Make It: Meyer Lemon Citrus Sugar Cubes for Cocktails

Make It: Meyer Lemon Citrus Sugar Cubes for Cocktails // stirandstrain.com

I think I’ve been talking about putting these into a post for a few years now. So, sorry. Thanks for your patience. I’ll get us straight to the how-to in just a second.

First, I’m going to repeat a few pointers from my Smoked Sugar Cube post so you’ll all have it right here for reference:

  1. You must use superfine sugar, granulated sugar does not make for a solid cube.
  2. Don’t try and speed this up by microwaving. All these recipe how-to’s I read on making sugar cubes all reference the microwave and I think they are ALL LYING. All the microwave did was melt my sugar, even on low power.
  3. Mini ice cube trays are amazing for perfectly sized cubes. But not necessary. Your choice.
Make It: Meyer Lemon Citrus Sugar Cubes for Cocktails // stirandstrain.com

The Meyer Lemon is quite fragrant and comes through just from using the zest. And then there’s the slightly bitter undertones from the lemon bitters as well; that’s why I specify that these are for cocktails instead of, say, your tea.

These little sugar cubes are super easy to make, come together fairly quickly, and stick around for a long time. I hope you get to make some and if you do, let me know what you used them in. I added them to a simple gin and lemon La Croix I mixed up while cleaning my house this weekend.

Make It: Meyer Lemon Citrus Sugar Cubes for Cocktails // stirandstrain.com

Meyer Lemon Citrus Sugar Cubes

1 cup superfine sugar
zest from one Meyer Lemon (you can substitute a regular lemon too)
1 teaspoon lemon bitters (I used Bitter Truth here)
1 teaspoon water

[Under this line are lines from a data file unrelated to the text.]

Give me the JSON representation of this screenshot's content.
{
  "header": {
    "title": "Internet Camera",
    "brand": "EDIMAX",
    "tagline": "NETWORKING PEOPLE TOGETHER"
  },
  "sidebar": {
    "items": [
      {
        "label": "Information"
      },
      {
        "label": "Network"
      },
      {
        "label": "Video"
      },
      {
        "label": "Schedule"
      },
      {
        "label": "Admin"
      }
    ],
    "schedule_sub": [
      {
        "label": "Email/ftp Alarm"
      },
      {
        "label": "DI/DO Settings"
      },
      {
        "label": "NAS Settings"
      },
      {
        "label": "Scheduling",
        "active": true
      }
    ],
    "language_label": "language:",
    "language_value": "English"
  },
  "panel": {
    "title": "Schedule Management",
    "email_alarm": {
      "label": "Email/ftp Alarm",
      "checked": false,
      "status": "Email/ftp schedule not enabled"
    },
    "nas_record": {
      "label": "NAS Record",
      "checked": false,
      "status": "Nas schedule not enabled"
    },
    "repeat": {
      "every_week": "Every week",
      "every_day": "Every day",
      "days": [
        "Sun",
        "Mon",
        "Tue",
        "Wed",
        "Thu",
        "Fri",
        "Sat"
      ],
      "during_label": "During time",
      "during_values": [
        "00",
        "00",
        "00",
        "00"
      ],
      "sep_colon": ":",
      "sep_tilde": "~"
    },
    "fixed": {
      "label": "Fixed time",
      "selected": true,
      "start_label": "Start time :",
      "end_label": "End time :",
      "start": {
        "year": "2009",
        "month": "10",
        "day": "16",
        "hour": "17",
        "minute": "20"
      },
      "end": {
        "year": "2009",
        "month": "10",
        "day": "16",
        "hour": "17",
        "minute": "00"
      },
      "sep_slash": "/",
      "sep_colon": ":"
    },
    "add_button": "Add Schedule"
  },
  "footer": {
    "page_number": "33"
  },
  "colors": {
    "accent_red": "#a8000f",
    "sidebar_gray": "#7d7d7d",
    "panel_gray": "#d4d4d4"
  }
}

  • Combine superfine sugar, Meyer lemon zest, lemon bitters and water in a small mixing bowl. Combine until the texture of wet sand is reached.
  •  Pack sugar into a mini ice cube tray, tamping down each hole. Alternatively, you can spread mixture out in a 1/4 size sheet pan (you might want to double the recipe amount) pressing down hard. Let mixture sit out to dry overnight or up to two days if you’re in a climate with a lot of moisture in the air. 
  • To remove sugar cubes, flip the ice cube tray over and knock hard on the back to release the sugar cubes. Store in an airtight container in a cool, dry place for up to one year.